SEEK Group and hVIVO (LON:HVO) have teamed up to create Imutex, a startup with a Phase IIa-ready universal flu vaccine and plans to advance a Zika virus shot into the clinic. The founding companies have invested £14 million ($20 million) and committed technology and resources to get Imutex off the ground.
Imutex will use the resources to progress on two fronts. The most advanced of the two programs is FLU-v, a universal influenza vaccine candidate designed to activate B and T cells by targeting proteins that are common to all flu viruses. The concept of targeting conserved elements of the flu virus is being pursued by other universal vaccine R&D programs, including Israel’s BiondVax Pharmaceuticals ($BVXV), but has yet to result in a commercial product. One difficulty is that the common proteins tend to lie below the surface of the virus, making it harder to access them.

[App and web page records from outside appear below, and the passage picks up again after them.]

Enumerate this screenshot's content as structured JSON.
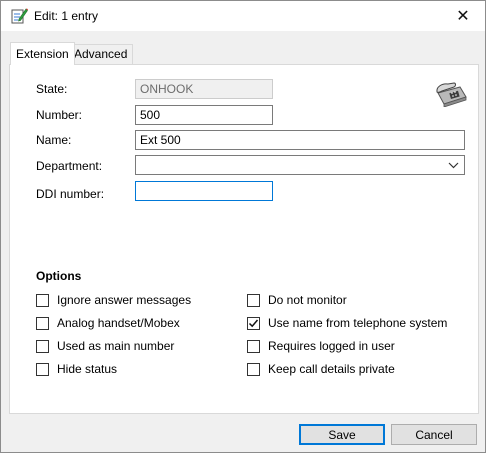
{
  "window": {
    "title": "Edit: 1 entry",
    "close_glyph": "✕"
  },
  "tabs": [
    {
      "label": "Extension",
      "active": true
    },
    {
      "label": "Advanced",
      "active": false
    }
  ],
  "fields": {
    "state": {
      "label": "State:",
      "value": "ONHOOK"
    },
    "number": {
      "label": "Number:",
      "value": "500"
    },
    "name": {
      "label": "Name:",
      "value": "Ext 500"
    },
    "department": {
      "label": "Department:",
      "value": ""
    },
    "ddi": {
      "label": "DDI number:",
      "value": ""
    }
  },
  "options": {
    "title": "Options",
    "left": [
      {
        "label": "Ignore answer messages",
        "checked": false
      },
      {
        "label": "Analog handset/Mobex",
        "checked": false
      },
      {
        "label": "Used as main number",
        "checked": false
      },
      {
        "label": "Hide status",
        "checked": false
      }
    ],
    "right": [
      {
        "label": "Do not monitor",
        "checked": false
      },
      {
        "label": "Use name from telephone system",
        "checked": true
      },
      {
        "label": "Requires logged in user",
        "checked": false
      },
      {
        "label": "Keep call details private",
        "checked": false
      }
    ]
  },
  "buttons": {
    "save": "Save",
    "cancel": "Cancel"
  },
  "icons": {
    "title": "edit-document-icon",
    "phone": "telephone-icon"
  },
  "colors": {
    "focus": "#0078d7",
    "panel": "#ffffff",
    "chrome": "#f0f0f0"
  }
}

SEEK thinks its approach, which it has licensed to Imutex, can get round this issue. And, having run a Phase Ib trial of the candidate back in 2010, hVIVO sees potential, too. “What we saw is a solid scientific hypothesis in regards to leveraging a T cell response that could have a multivirus approach,” hVIVO CEO Kym Denny told FierceBiotech. “We have a lot of experience in flu and conducting flu clinical trials, … [and] this led us to know that SEEK's product is a really good candidate.”
A major test of this optimism is coming up. Imutex is working with the U.S. National Institute of Allergy and Infectious Diseases (NIAID) to advance the vaccine candidate into a Phase IIa trial that will be run by the service wing of hVIVO. In parallel, Imutex is advancing a Zika virus vaccine into the clinic. “It's very, very early stages, but obviously with the potential emergency fast-track designation it's going to spend more time developing in humans rather than traditional preclinical testing,” Denny said. The plan is to start a first-in-human trial in collaboration with NIAID in the coming months.
Traditionally, hVIVO, a London-based business formerly known as Retroscreen Virology, has supported such work on a contract service basis, but over the past year has become more open to taking on some of the risk. The shift in outlook is the result of getting a look at the rewards such risks can yield. “There was quite a bit of dealmaking over the last three or four years that came off the back of data that came from our platform,” Denny said.
The standout example is Alios BioPharma, which landed a $1.75 billion buyout bid from Johnson & Johnson ($JNJ) right around the time hVIVO was locking the database on a trial it ran for the antiviral biotech. HVIVO sees itself as having contributed to the value of Alios. “There were lots of reasons I'm sure J&J invested in Alios, but certainly our data for one of their studies would have been a significant contributing factor to that,” Denny said.
Now, when the next Alios comes to hVIVO asking for contract services, Denny and her colleagues are open to entering into an equity partnership. This attitude led to the creation of Imutex and last year’s investment in PrEP Biopharm, a respiratory infectious disease player that secured £21 million in a Series A round backed by hVIVO and Johnson & Johnson. PrEP posted a preliminary look at the results of a Phase IIa trial this week.